* _WORK REQUEST_
Collect every line in the records below that contains the word "客户筛选".

*** ENTRIES PROVIDED Section Begins ***

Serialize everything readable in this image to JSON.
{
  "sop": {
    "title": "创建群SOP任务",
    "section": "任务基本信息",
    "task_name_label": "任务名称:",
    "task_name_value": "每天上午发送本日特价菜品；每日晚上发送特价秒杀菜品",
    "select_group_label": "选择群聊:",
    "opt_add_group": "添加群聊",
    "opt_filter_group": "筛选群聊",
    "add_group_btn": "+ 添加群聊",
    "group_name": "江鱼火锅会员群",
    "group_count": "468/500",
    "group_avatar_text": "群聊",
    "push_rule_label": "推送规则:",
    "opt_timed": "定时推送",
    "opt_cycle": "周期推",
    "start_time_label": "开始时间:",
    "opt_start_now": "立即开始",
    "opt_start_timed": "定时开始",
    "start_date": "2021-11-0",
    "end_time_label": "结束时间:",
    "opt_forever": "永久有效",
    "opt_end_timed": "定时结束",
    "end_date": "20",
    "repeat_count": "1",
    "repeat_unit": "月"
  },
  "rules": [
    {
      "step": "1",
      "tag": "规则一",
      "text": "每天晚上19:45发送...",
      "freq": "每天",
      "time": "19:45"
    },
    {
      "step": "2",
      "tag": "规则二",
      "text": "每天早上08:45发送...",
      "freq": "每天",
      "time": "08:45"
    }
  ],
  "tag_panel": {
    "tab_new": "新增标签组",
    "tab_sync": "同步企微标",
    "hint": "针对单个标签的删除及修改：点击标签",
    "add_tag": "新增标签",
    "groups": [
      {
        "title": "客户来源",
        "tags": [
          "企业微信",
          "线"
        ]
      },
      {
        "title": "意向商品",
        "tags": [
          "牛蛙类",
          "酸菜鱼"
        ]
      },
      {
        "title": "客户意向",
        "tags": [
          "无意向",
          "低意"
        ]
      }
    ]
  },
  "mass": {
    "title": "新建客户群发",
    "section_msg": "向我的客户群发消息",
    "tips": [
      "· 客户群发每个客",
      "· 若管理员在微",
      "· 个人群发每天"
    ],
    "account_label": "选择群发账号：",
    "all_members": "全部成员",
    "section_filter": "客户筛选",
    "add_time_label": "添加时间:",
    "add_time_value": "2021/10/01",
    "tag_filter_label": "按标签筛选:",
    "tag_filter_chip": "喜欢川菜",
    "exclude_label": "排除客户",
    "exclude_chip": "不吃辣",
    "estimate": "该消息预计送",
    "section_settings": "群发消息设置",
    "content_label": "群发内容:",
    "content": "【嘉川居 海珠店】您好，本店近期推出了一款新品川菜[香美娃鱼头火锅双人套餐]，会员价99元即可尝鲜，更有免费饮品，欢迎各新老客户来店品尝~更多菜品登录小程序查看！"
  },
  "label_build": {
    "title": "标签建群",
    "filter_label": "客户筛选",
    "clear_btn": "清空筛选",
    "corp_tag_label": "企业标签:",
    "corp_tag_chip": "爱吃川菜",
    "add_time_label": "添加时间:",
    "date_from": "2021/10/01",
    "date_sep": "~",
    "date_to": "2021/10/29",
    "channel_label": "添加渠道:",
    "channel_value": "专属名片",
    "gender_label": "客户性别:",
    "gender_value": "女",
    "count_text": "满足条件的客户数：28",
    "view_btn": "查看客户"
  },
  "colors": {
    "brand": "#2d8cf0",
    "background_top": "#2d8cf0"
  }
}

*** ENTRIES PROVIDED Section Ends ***

* _TASK RESULT_
    "section_filter": "客户筛选",
    "filter_label": "客户筛选",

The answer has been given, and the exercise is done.